Because Ideas Matter...
The faculty and staff of Butler University's College of Liberal
Arts and Sciences presents
by John Grisham, Doubleday 2011
Reviewed by Larry Riggs
This is another in the long series of what
I think of as Grisham's sociology-of-the-law novels. This one,
though, is more comprehensive than any of the previous ones. David
Zinc, a still-young graduate of Harvard Law working in one of
Chicago's most prestigious law firms, melts down in the firm's
elevator one morning and spends the day drinking in a seedy local
bar. Thus begins an odyssey that leads Zinc, and us, through the
labyrinthine world of the Law. From the top-drawer corporate and
defense firm, where he has put in 5 years of 80-hour weeks as an
associate, Zinc moves-drunkenly-to the store-front offices of a
team of marginally competent ambulance chasers.
Zinc's involvement with what his new
employers try lamely to pass off as a "boutique firm" leads him,
and us, into contact with fabulously wealthy, and still rapaciously
greedy, mass tort specialists; equally affluent and cynical tort
defense practitioners; ruthless "Big Pharma" executives; a pompous,
egomaniacal judge; and a horribly exploited Burmese immigrant
family with a lead-poisoned child.
Grisham tells this story smoothly, and his
denunciation of the pervasive greed and the paucity of truth or
justice in the legal system never becomes a screed. The characters
have some plausibility, and their motives are always recognizably
human. I have found some of Grisham's novels too long, and they
have not always held my interest. This one is engaging and readable

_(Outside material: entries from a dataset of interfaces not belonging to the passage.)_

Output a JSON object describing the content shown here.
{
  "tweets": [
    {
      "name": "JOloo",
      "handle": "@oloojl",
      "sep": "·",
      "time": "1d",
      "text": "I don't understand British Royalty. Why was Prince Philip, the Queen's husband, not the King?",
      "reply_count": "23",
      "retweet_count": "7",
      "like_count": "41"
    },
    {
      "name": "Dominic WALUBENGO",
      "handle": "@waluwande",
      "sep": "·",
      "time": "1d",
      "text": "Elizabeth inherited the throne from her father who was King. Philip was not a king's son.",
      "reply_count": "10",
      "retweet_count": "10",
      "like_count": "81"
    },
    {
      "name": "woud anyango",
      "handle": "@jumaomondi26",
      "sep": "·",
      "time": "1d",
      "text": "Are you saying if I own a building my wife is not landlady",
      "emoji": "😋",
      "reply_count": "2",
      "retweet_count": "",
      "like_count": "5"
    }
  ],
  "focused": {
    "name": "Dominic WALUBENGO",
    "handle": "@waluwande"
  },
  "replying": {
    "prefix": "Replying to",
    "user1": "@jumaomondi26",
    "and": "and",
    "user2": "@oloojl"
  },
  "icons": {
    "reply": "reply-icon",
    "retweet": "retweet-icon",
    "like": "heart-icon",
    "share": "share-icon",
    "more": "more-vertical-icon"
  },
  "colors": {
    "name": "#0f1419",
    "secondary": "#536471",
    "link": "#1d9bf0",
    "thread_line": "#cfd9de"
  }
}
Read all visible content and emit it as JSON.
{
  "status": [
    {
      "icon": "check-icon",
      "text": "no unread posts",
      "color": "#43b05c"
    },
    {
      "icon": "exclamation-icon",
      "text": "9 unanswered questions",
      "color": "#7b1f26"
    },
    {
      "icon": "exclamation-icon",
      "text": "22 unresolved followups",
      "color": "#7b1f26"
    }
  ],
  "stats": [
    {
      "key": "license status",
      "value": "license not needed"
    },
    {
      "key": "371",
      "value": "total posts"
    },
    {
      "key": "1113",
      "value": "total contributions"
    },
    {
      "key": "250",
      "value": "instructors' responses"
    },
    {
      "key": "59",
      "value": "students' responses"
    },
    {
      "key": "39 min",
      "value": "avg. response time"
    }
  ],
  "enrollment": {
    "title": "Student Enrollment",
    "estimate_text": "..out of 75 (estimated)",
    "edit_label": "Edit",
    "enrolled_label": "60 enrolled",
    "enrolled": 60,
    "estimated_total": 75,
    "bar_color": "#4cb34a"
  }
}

throughout. It's a casual read with just enough serious social
- Larry Riggs is Professor of French at Butler University.